## WORK INSTRUCTIONS
Without the pictures, give every record again exactly.

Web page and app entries
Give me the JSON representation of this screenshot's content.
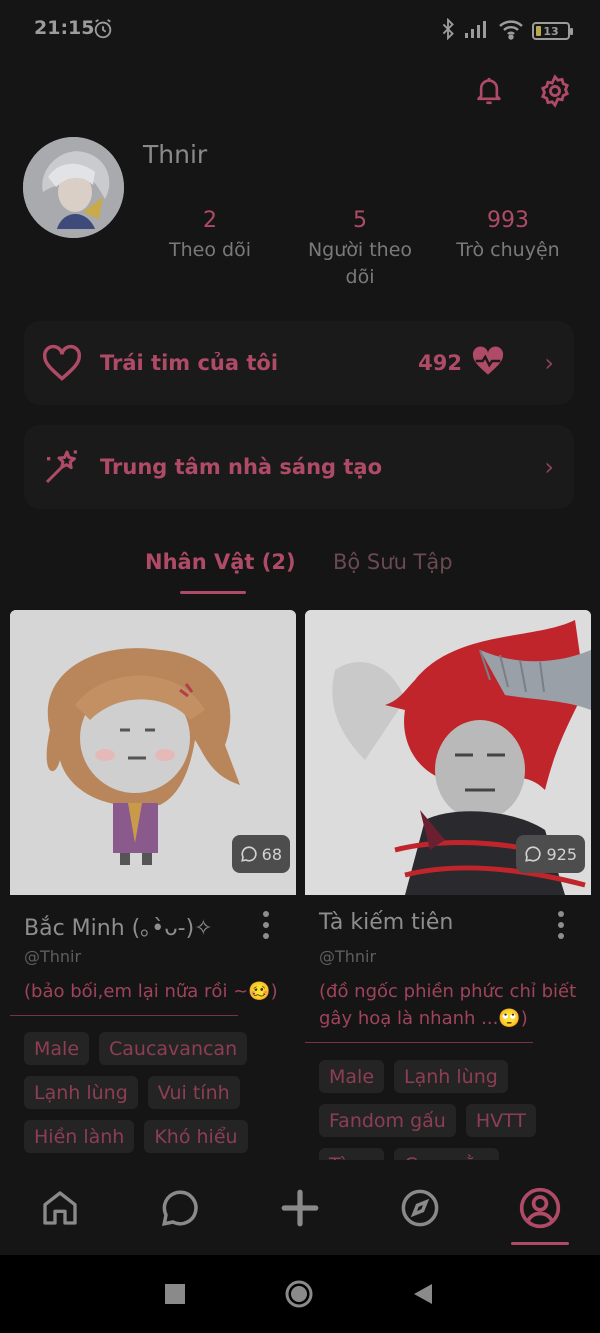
{
  "status_bar": {
    "time": "21:15",
    "battery": "13"
  },
  "profile": {
    "username": "Thnir",
    "stats": [
      {
        "value": "2",
        "label": "Theo dõi"
      },
      {
        "value": "5",
        "label": "Người theo dõi"
      },
      {
        "value": "993",
        "label": "Trò chuyện"
      }
    ]
  },
  "menu": {
    "hearts": {
      "label": "Trái tim của tôi",
      "value": "492"
    },
    "creator_center": {
      "label": "Trung tâm nhà sáng tạo"
    }
  },
  "tabs": [
    {
      "label": "Nhân Vật (2)",
      "active": true
    },
    {
      "label": "Bộ Sưu Tập",
      "active": false
    }
  ],
  "characters": [
    {
      "name": "Bắc Minh (｡•̀ᴗ-)✧",
      "handle": "@Thnir",
      "description": "(bảo bối,em lại nữa rồi ~🥴)",
      "chats": "68",
      "tags": [
        "Male",
        "Caucavancan",
        "Lạnh lùng",
        "Vui tính",
        "Hiền lành",
        "Khó hiểu"
      ]
    },
    {
      "name": "Tà kiếm tiên",
      "handle": "@Thnir",
      "description": "(đồ ngốc phiền phức chỉ biết gây hoạ là nhanh ...🙄)",
      "chats": "925",
      "tags": [
        "Male",
        "Lạnh lùng",
        "Fandom gấu",
        "HVTT",
        "Tà ...",
        "Cao ...ằn"
      ]
    }
  ],
  "colors": {
    "accent": "#b04b67",
    "background": "#151515",
    "card": "#1a1a1a",
    "tag_bg": "#242424"
  },
  "bottom_nav": [
    "home-icon",
    "chat-bubble-icon",
    "plus-icon",
    "compass-icon",
    "profile-icon"
  ]
}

## REPLY TO THE EXERCISE
Give me the JSON representation of this screenshot's content.
{
  "status_bar": {
    "time": "21:15",
    "battery": "13"
  },
  "profile": {
    "username": "Thnir",
    "stats": [
      {
        "value": "2",
        "label": "Theo dõi"
      },
      {
        "value": "5",
        "label": "Người theo dõi"
      },
      {
        "value": "993",
        "label": "Trò chuyện"
      }
    ]
  },
  "menu": {
    "hearts": {
      "label": "Trái tim của tôi",
      "value": "492"
    },
    "creator_center": {
      "label": "Trung tâm nhà sáng tạo"
    }
  },
  "tabs": [
    {
      "label": "Nhân Vật (2)",
      "active": true
    },
    {
      "label": "Bộ Sưu Tập",
      "active": false
    }
  ],
  "characters": [
    {
      "name": "Bắc Minh (｡•̀ᴗ-)✧",
      "handle": "@Thnir",
      "description": "(bảo bối,em lại nữa rồi ~🥴)",
      "chats": "68",
      "tags": [
        "Male",
        "Caucavancan",
        "Lạnh lùng",
        "Vui tính",
        "Hiền lành",
        "Khó hiểu"
      ]
    },
    {
      "name": "Tà kiếm tiên",
      "handle": "@Thnir",
      "description": "(đồ ngốc phiền phức chỉ biết gây hoạ là nhanh ...🙄)",
      "chats": "925",
      "tags": [
        "Male",
        "Lạnh lùng",
        "Fandom gấu",
        "HVTT",
        "Tà ...",
        "Cao ...ằn"
      ]
    }
  ],
  "colors": {
    "accent": "#b04b67",
    "background": "#151515",
    "card": "#1a1a1a",
    "tag_bg": "#242424"
  },
  "bottom_nav": [
    "home-icon",
    "chat-bubble-icon",
    "plus-icon",
    "compass-icon",
    "profile-icon"
  ]
}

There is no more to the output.